Let us beware of unscriptural expectations. If we expect to see people of one heart and one mind, before they are converted, we shall continually be disappointed. Thousands of well-meaning persons now-a-days are continually crying out for more "unity" among Christians. To attain this they are ready to sacrifice almost anything, and to throw overboard even sound doctrine, if, by so doing, they can secure peace. Such people would do well to remember that even gold may be bought too dear, and that peace is useless if purchased at the expense of truth. Surely they have forgotten the words of Christ, "I came not to send peace, but division."
Similarly, in his commentary on Matthew 10:34-42, Ryle notes:
Many talk vaguely about "unity," and "harmony," and "peace" in the Church of Christ, as if they were things that we ought always to expect, and for the sake of which everything ought to be sacrificed! Such persons would do well to remember the words of our Lord. No doubt unity and peace are mighty blessings; we ought to seek them, pray for them, and give up everything in order to obtain them, excepting truth and a good conscience: but it is an idle dream to suppose that the Churches of Christ will enjoy much of unity and peace before the millennium comes (emphasis added).Ryle's words could have been written yesterday, for they are just as timely and applicable today as when they were first penned. Indeed, some days it seems as though it won't be long until a "Christianized" version of the "COEXIST" bumper sticker is created and distributed among today's professing Christians. In a time of "Evangelicals and Catholics Together," and pachyderm-esque gatherings, we must be ever-vigilant that the truth of God's Word and that the Gospel of Jesus Christ are never compromised at the expense of fleeting unity. How many have been deceived all the way to Hell with the cry of "peace" and "unity" on their lips! Stand firm, then, on the only thing which we can know to be true: the Word of God.
Now that this sermon has concluded, please enjoy your week in review (kind of):
- Don't miss Phil Johnson's teaching, "Is Justification Enough?" from this year's Shepherd's Conference.
- At Herescope, Pastor Larry DeBruyn offers some thoughts on the modern-day altar call.

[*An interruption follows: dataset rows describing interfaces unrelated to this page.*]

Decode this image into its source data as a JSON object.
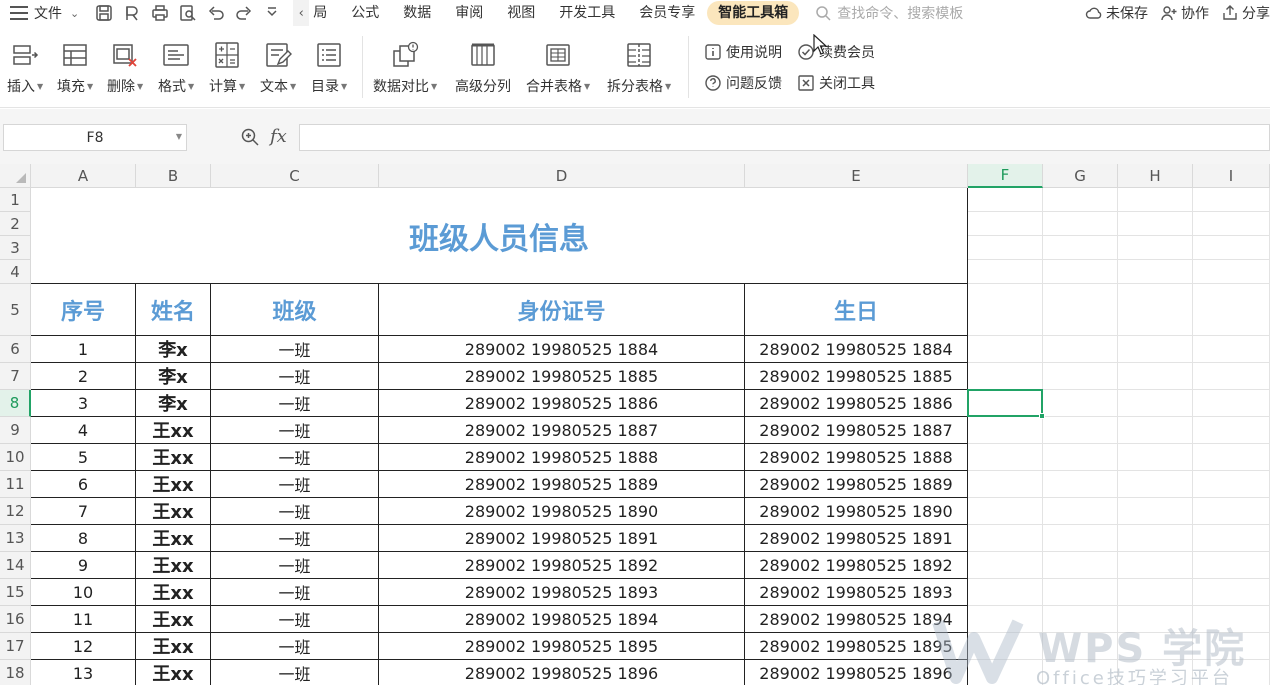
{
  "menubar": {
    "file_label": "文件",
    "tabs": [
      "页面布局",
      "公式",
      "数据",
      "审阅",
      "视图",
      "开发工具",
      "会员专享",
      "智能工具箱"
    ],
    "first_tab_visible": "局",
    "active_tab": "智能工具箱",
    "search_placeholder": "查找命令、搜索模板",
    "unsaved_label": "未保存",
    "collab_label": "协作",
    "share_label": "分享"
  },
  "ribbon": {
    "buttons": [
      {
        "label": "插入",
        "icon": "insert-rows-icon",
        "dropdown": true
      },
      {
        "label": "填充",
        "icon": "fill-icon",
        "dropdown": true
      },
      {
        "label": "删除",
        "icon": "delete-icon",
        "dropdown": true
      },
      {
        "label": "格式",
        "icon": "format-icon",
        "dropdown": true
      },
      {
        "label": "计算",
        "icon": "calculator-icon",
        "dropdown": true
      },
      {
        "label": "文本",
        "icon": "text-edit-icon",
        "dropdown": true
      },
      {
        "label": "目录",
        "icon": "toc-icon",
        "dropdown": true
      },
      {
        "label": "数据对比",
        "icon": "data-compare-icon",
        "dropdown": true
      },
      {
        "label": "高级分列",
        "icon": "split-columns-icon",
        "dropdown": false
      },
      {
        "label": "合并表格",
        "icon": "merge-table-icon",
        "dropdown": true
      },
      {
        "label": "拆分表格",
        "icon": "split-table-icon",
        "dropdown": true
      }
    ],
    "help_label": "使用说明",
    "renew_label": "续费会员",
    "feedback_label": "问题反馈",
    "close_label": "关闭工具"
  },
  "formula_bar": {
    "name_box": "F8",
    "fx_label": "fx",
    "formula": ""
  },
  "sheet": {
    "columns": [
      "A",
      "B",
      "C",
      "D",
      "E",
      "F",
      "G",
      "H",
      "I"
    ],
    "selected_column": "F",
    "row_numbers": [
      "1",
      "2",
      "3",
      "4",
      "5",
      "6",
      "7",
      "8",
      "9",
      "10",
      "11",
      "12",
      "13",
      "14",
      "15",
      "16",
      "17",
      "18"
    ],
    "selected_row": "8",
    "title": "班级人员信息",
    "headers": [
      "序号",
      "姓名",
      "班级",
      "身份证号",
      "生日"
    ],
    "rows": [
      [
        "1",
        "李x",
        "一班",
        "289002 19980525 1884",
        "289002 19980525 1884"
      ],
      [
        "2",
        "李x",
        "一班",
        "289002 19980525 1885",
        "289002 19980525 1885"
      ],
      [
        "3",
        "李x",
        "一班",
        "289002 19980525 1886",
        "289002 19980525 1886"
      ],
      [
        "4",
        "王xx",
        "一班",
        "289002 19980525 1887",
        "289002 19980525 1887"
      ],
      [
        "5",
        "王xx",
        "一班",
        "289002 19980525 1888",
        "289002 19980525 1888"
      ],
      [
        "6",
        "王xx",
        "一班",
        "289002 19980525 1889",
        "289002 19980525 1889"
      ],
      [
        "7",
        "王xx",
        "一班",
        "289002 19980525 1890",
        "289002 19980525 1890"
      ],
      [
        "8",
        "王xx",
        "一班",
        "289002 19980525 1891",
        "289002 19980525 1891"
      ],
      [
        "9",
        "王xx",
        "一班",
        "289002 19980525 1892",
        "289002 19980525 1892"
      ],
      [
        "10",
        "王xx",
        "一班",
        "289002 19980525 1893",
        "289002 19980525 1893"
      ],
      [
        "11",
        "王xx",
        "一班",
        "289002 19980525 1894",
        "289002 19980525 1894"
      ],
      [
        "12",
        "王xx",
        "一班",
        "289002 19980525 1895",
        "289002 19980525 1895"
      ],
      [
        "13",
        "王xx",
        "一班",
        "289002 19980525 1896",
        "289002 19980525 1896"
      ]
    ]
  },
  "watermark": {
    "brand": "WPS 学院",
    "sub": "Office技巧学习平台"
  },
  "colors": {
    "accent_green": "#21a366",
    "header_blue": "#5b9bd5",
    "active_tab_bg": "#fbe6bd"
  }
}
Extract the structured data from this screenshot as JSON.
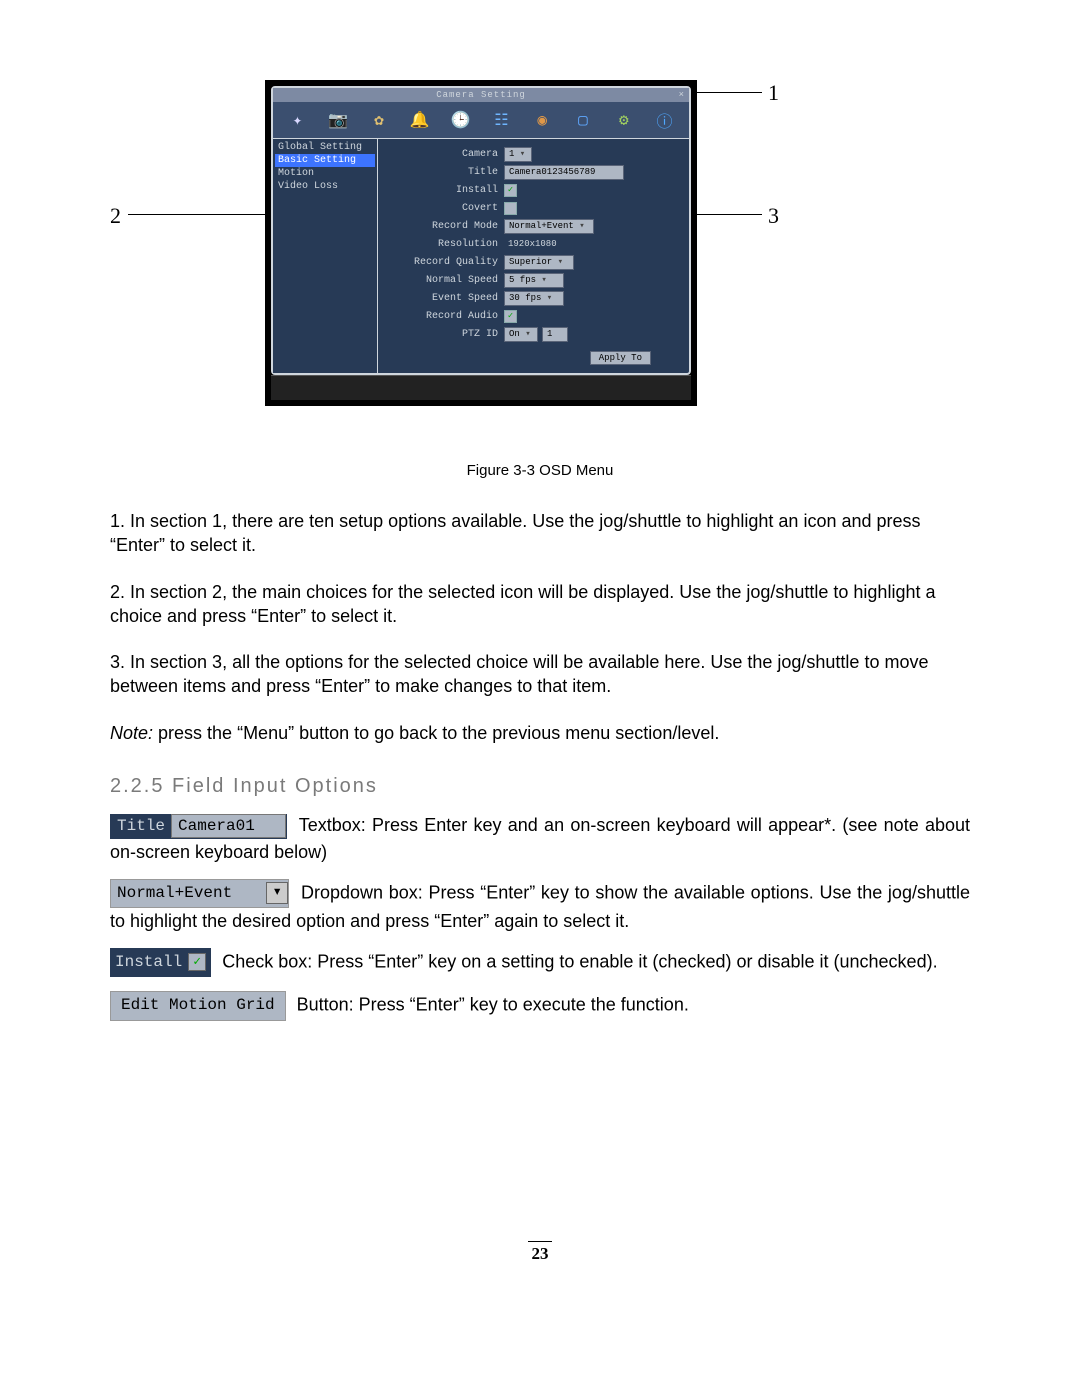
{
  "callouts": {
    "one": "1",
    "two": "2",
    "three": "3"
  },
  "osd": {
    "windowTitle": "Camera Setting",
    "close": "×",
    "sidebar": [
      "Global Setting",
      "Basic Setting",
      "Motion",
      "Video Loss"
    ],
    "rows": {
      "cameraLabel": "Camera",
      "cameraVal": "1",
      "titleLabel": "Title",
      "titleVal": "Camera0123456789",
      "installLabel": "Install",
      "covertLabel": "Covert",
      "recordModeLabel": "Record Mode",
      "recordModeVal": "Normal+Event",
      "resolutionLabel": "Resolution",
      "resolutionVal": "1920x1080",
      "recordQualityLabel": "Record Quality",
      "recordQualityVal": "Superior",
      "normalSpeedLabel": "Normal Speed",
      "normalSpeedVal": "5 fps",
      "eventSpeedLabel": "Event Speed",
      "eventSpeedVal": "30 fps",
      "recordAudioLabel": "Record Audio",
      "ptzIdLabel": "PTZ ID",
      "ptzIdVal1": "On",
      "ptzIdVal2": "1"
    },
    "apply": "Apply To"
  },
  "caption": "Figure 3-3 OSD Menu",
  "paras": {
    "p1": "1. In section 1, there are ten setup options available. Use the jog/shuttle to highlight an icon and press “Enter” to select it.",
    "p2": "2. In section 2, the main choices for the selected icon will be displayed. Use the jog/shuttle to highlight a choice and press “Enter” to select it.",
    "p3": "3. In section 3, all the options for the selected choice will be available here. Use the jog/shuttle to move between items and press “Enter” to make changes to that item.",
    "noteLabel": "Note:",
    "noteRest": " press the “Menu” button to go back to the previous menu section/level."
  },
  "section": "2.2.5  Field Input Options",
  "samples": {
    "titleLbl": "Title",
    "titleVal": "Camera01",
    "titleText": " Textbox: Press Enter key and an on-screen keyboard will appear*. (see note about on-screen keyboard below)",
    "ddVal": "Normal+Event",
    "ddText": " Dropdown box: Press “Enter” key to show the available options. Use the jog/shuttle to highlight the desired option and press “Enter” again to select it.",
    "chkLbl": "Install",
    "chkText": " Check box: Press “Enter” key on a setting to enable it (checked) or disable it (unchecked).",
    "btnLbl": "Edit Motion Grid",
    "btnText": " Button: Press “Enter” key to execute the function."
  },
  "pageNumber": "23"
}
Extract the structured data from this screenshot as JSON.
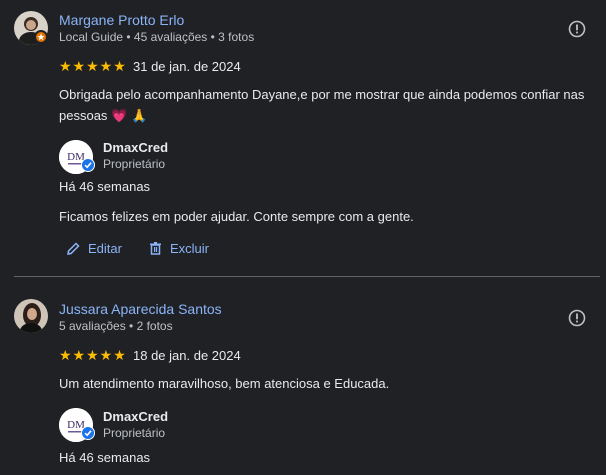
{
  "reviews": [
    {
      "author": "Margane Protto Erlo",
      "meta": "Local Guide • 45 avaliações • 3 fotos",
      "stars": "★★★★★",
      "rating": 5,
      "date": "31 de jan. de 2024",
      "text": "Obrigada pelo acompanhamento Dayane,e por me mostrar que ainda podemos confiar nas",
      "text_line2": "pessoas",
      "emojis": "💗 🙏",
      "reply": {
        "owner_name": "DmaxCred",
        "owner_role": "Proprietário",
        "logo_text": "DM",
        "ago": "Há 46 semanas",
        "text": "Ficamos felizes em poder ajudar. Conte sempre com a gente.",
        "edit_label": "Editar",
        "delete_label": "Excluir"
      }
    },
    {
      "author": "Jussara Aparecida Santos",
      "meta": "5 avaliações • 2 fotos",
      "stars": "★★★★★",
      "rating": 5,
      "date": "18 de jan. de 2024",
      "text": "Um atendimento maravilhoso, bem atenciosa e Educada.",
      "reply": {
        "owner_name": "DmaxCred",
        "owner_role": "Proprietário",
        "logo_text": "DM",
        "ago": "Há 46 semanas"
      }
    }
  ],
  "colors": {
    "background": "#202124",
    "link": "#8ab4f8",
    "star": "#fbbc04",
    "local_guide_badge": "#e37400",
    "verified": "#1a73e8"
  }
}
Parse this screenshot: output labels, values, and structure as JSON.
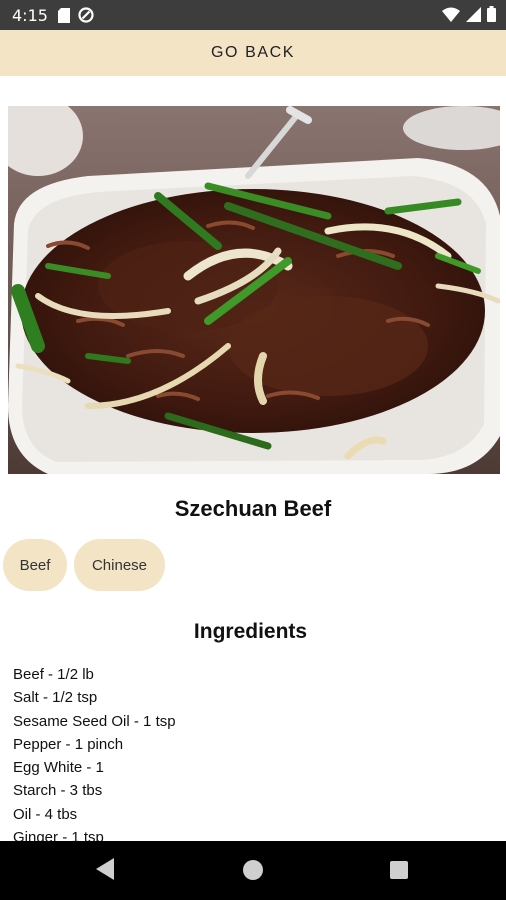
{
  "status_bar": {
    "time": "4:15",
    "left_icons": [
      "sd-card-icon",
      "no-disturb-icon"
    ],
    "right_icons": [
      "wifi-icon",
      "signal-icon",
      "battery-icon"
    ]
  },
  "header": {
    "go_back_label": "GO BACK"
  },
  "recipe": {
    "image_alt": "plate of stir-fried beef with onions and scallions",
    "title": "Szechuan Beef",
    "tags": [
      "Beef",
      "Chinese"
    ]
  },
  "ingredients": {
    "heading": "Ingredients",
    "items": [
      "Beef - 1/2 lb",
      "Salt - 1/2 tsp",
      "Sesame Seed Oil - 1 tsp",
      "Pepper - 1 pinch",
      "Egg White - 1",
      "Starch - 3 tbs",
      "Oil - 4 tbs",
      "Ginger - 1 tsp"
    ]
  },
  "nav_bar": {
    "icons": [
      "back-triangle-icon",
      "home-circle-icon",
      "recents-square-icon"
    ]
  },
  "colors": {
    "accent": "#f3e4c6",
    "status_bar": "#3d3d3d",
    "nav_bar": "#000000"
  }
}
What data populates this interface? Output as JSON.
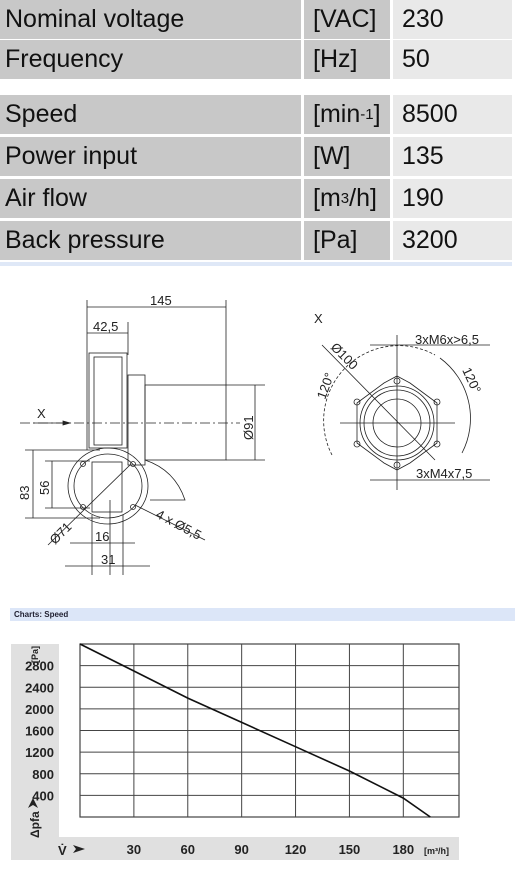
{
  "specs": [
    {
      "label": "Nominal voltage",
      "unit": "[VAC]",
      "value": "230"
    },
    {
      "label": "Frequency",
      "unit": "[Hz]",
      "value": "50"
    },
    {
      "label": "Speed",
      "unit": "[min-1]",
      "unit_base": "[min",
      "unit_sup": "-1",
      "unit_end": "]",
      "value": "8500"
    },
    {
      "label": "Power input",
      "unit": "[W]",
      "value": "135"
    },
    {
      "label": "Air flow",
      "unit": "[m3/h]",
      "unit_base": "[m",
      "unit_sup": "3",
      "unit_end": "/h]",
      "value": "190"
    },
    {
      "label": "Back pressure",
      "unit": "[Pa]",
      "value": "3200"
    }
  ],
  "drawing": {
    "dim_145": "145",
    "dim_42_5": "42,5",
    "axis_x": "X",
    "dim_91": "Ø91",
    "dim_83": "83",
    "dim_56": "56",
    "dim_71": "Ø71",
    "dim_16": "16",
    "dim_31": "31",
    "holes": "4 x Ø5,5",
    "view_x": "X",
    "dim_100": "Ø100",
    "thread_m6": "3xM6x>6,5",
    "thread_m4": "3xM4x7,5",
    "angle_left": "120°",
    "angle_right": "120°"
  },
  "chart_title": "Charts: Speed",
  "chart_data": {
    "type": "line",
    "ylabel": "Δpfa",
    "yunit": "[Pa]",
    "xlabel": "V̇",
    "xunit": "[m³/h]",
    "xlim": [
      0,
      211
    ],
    "ylim": [
      0,
      3200
    ],
    "xticks": [
      30,
      60,
      90,
      120,
      150,
      180
    ],
    "yticks": [
      400,
      800,
      1200,
      1600,
      2000,
      2400,
      2800
    ],
    "grid": true,
    "series": [
      {
        "color": "#111111",
        "points": [
          [
            0,
            3200
          ],
          [
            30,
            2700
          ],
          [
            60,
            2200
          ],
          [
            90,
            1750
          ],
          [
            120,
            1300
          ],
          [
            150,
            850
          ],
          [
            180,
            350
          ],
          [
            195,
            0
          ]
        ]
      }
    ]
  }
}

- Here's an informative article on contemplative prayer by Pastor Gary Gilley. Bookmark this one for the next time someone tells you to "be still"!
- Reformation 21 offers a brief review of Steve Lawson's new Charles Spurgeon biography. Unfortunately, now I am really anxious to get and read this book!
- Know someone who needs to hear the Gospel? Have them listen to this sermon by Pastor Rob Willmann.
- Michael Kruger offers some insight into the claim that the earliest Christians were only concerned with oral tradition.
- The president of Voice of the Martyrs has committed suicide.
- Looking forward to the completion of this. No elephants allowed, I presume?
- A "secret" rapture? Perhaps not so much.
- The video below is an edited version of Max McLean delivering a portion of Jonathan Edwards' famous sermon, "Sinners in the Hands of an Angry God." Everyone needs to hear or read this sermon. Full audio of Mark Dever preaching this sermon in its entirety is available here and is highly recommended. A full transcript may be accessed here.